(Page and application data records)

********************

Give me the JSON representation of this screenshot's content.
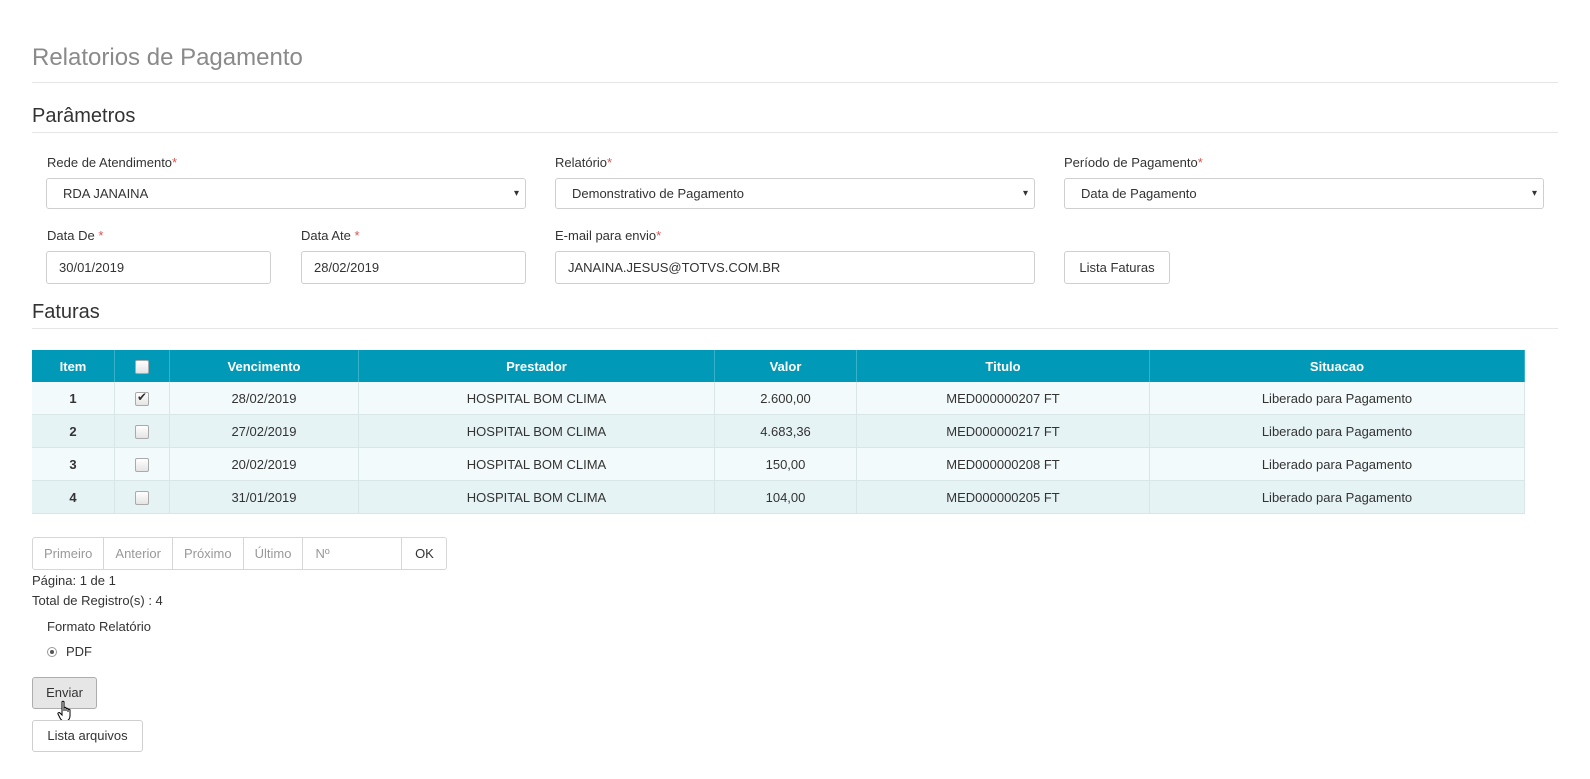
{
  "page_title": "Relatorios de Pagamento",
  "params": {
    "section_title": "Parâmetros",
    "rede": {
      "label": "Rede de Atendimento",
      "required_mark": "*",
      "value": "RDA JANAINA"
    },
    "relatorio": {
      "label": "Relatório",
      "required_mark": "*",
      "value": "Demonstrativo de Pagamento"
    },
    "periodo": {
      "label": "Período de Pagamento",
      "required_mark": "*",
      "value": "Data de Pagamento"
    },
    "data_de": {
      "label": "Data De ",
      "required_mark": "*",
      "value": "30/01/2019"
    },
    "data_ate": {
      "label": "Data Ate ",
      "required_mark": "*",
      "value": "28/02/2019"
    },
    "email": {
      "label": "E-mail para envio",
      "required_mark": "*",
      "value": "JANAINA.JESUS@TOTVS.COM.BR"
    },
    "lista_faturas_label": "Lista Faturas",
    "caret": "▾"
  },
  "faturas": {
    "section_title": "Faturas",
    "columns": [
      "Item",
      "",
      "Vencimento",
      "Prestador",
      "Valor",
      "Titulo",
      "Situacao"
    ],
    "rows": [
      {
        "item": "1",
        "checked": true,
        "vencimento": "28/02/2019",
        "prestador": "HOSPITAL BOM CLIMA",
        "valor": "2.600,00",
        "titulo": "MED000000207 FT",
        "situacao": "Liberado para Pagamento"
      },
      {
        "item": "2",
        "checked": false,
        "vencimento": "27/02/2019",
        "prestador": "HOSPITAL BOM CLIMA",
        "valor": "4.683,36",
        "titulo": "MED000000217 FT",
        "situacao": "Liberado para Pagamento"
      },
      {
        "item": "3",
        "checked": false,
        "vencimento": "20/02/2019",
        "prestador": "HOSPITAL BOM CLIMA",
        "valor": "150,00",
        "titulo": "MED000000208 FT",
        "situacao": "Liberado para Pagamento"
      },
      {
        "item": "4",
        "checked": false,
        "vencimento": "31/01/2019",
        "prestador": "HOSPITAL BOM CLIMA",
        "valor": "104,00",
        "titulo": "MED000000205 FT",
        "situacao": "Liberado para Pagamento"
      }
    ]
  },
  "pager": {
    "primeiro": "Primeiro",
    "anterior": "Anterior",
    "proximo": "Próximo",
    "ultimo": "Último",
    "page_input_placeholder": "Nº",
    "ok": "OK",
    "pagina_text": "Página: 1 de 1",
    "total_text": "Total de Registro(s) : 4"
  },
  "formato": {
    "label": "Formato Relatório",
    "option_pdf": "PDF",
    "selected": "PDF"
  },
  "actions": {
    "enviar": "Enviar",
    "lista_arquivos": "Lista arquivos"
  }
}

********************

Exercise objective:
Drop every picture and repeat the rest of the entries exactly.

Response to the task:
Give me the JSON representation of this screenshot's content.
{
  "page_title": "Relatorios de Pagamento",
  "params": {
    "section_title": "Parâmetros",
    "rede": {
      "label": "Rede de Atendimento",
      "required_mark": "*",
      "value": "RDA JANAINA"
    },
    "relatorio": {
      "label": "Relatório",
      "required_mark": "*",
      "value": "Demonstrativo de Pagamento"
    },
    "periodo": {
      "label": "Período de Pagamento",
      "required_mark": "*",
      "value": "Data de Pagamento"
    },
    "data_de": {
      "label": "Data De ",
      "required_mark": "*",
      "value": "30/01/2019"
    },
    "data_ate": {
      "label": "Data Ate ",
      "required_mark": "*",
      "value": "28/02/2019"
    },
    "email": {
      "label": "E-mail para envio",
      "required_mark": "*",
      "value": "JANAINA.JESUS@TOTVS.COM.BR"
    },
    "lista_faturas_label": "Lista Faturas",
    "caret": "▾"
  },
  "faturas": {
    "section_title": "Faturas",
    "columns": [
      "Item",
      "",
      "Vencimento",
      "Prestador",
      "Valor",
      "Titulo",
      "Situacao"
    ],
    "rows": [
      {
        "item": "1",
        "checked": true,
        "vencimento": "28/02/2019",
        "prestador": "HOSPITAL BOM CLIMA",
        "valor": "2.600,00",
        "titulo": "MED000000207 FT",
        "situacao": "Liberado para Pagamento"
      },
      {
        "item": "2",
        "checked": false,
        "vencimento": "27/02/2019",
        "prestador": "HOSPITAL BOM CLIMA",
        "valor": "4.683,36",
        "titulo": "MED000000217 FT",
        "situacao": "Liberado para Pagamento"
      },
      {
        "item": "3",
        "checked": false,
        "vencimento": "20/02/2019",
        "prestador": "HOSPITAL BOM CLIMA",
        "valor": "150,00",
        "titulo": "MED000000208 FT",
        "situacao": "Liberado para Pagamento"
      },
      {
        "item": "4",
        "checked": false,
        "vencimento": "31/01/2019",
        "prestador": "HOSPITAL BOM CLIMA",
        "valor": "104,00",
        "titulo": "MED000000205 FT",
        "situacao": "Liberado para Pagamento"
      }
    ]
  },
  "pager": {
    "primeiro": "Primeiro",
    "anterior": "Anterior",
    "proximo": "Próximo",
    "ultimo": "Último",
    "page_input_placeholder": "Nº",
    "ok": "OK",
    "pagina_text": "Página: 1 de 1",
    "total_text": "Total de Registro(s) : 4"
  },
  "formato": {
    "label": "Formato Relatório",
    "option_pdf": "PDF",
    "selected": "PDF"
  },
  "actions": {
    "enviar": "Enviar",
    "lista_arquivos": "Lista arquivos"
  }
}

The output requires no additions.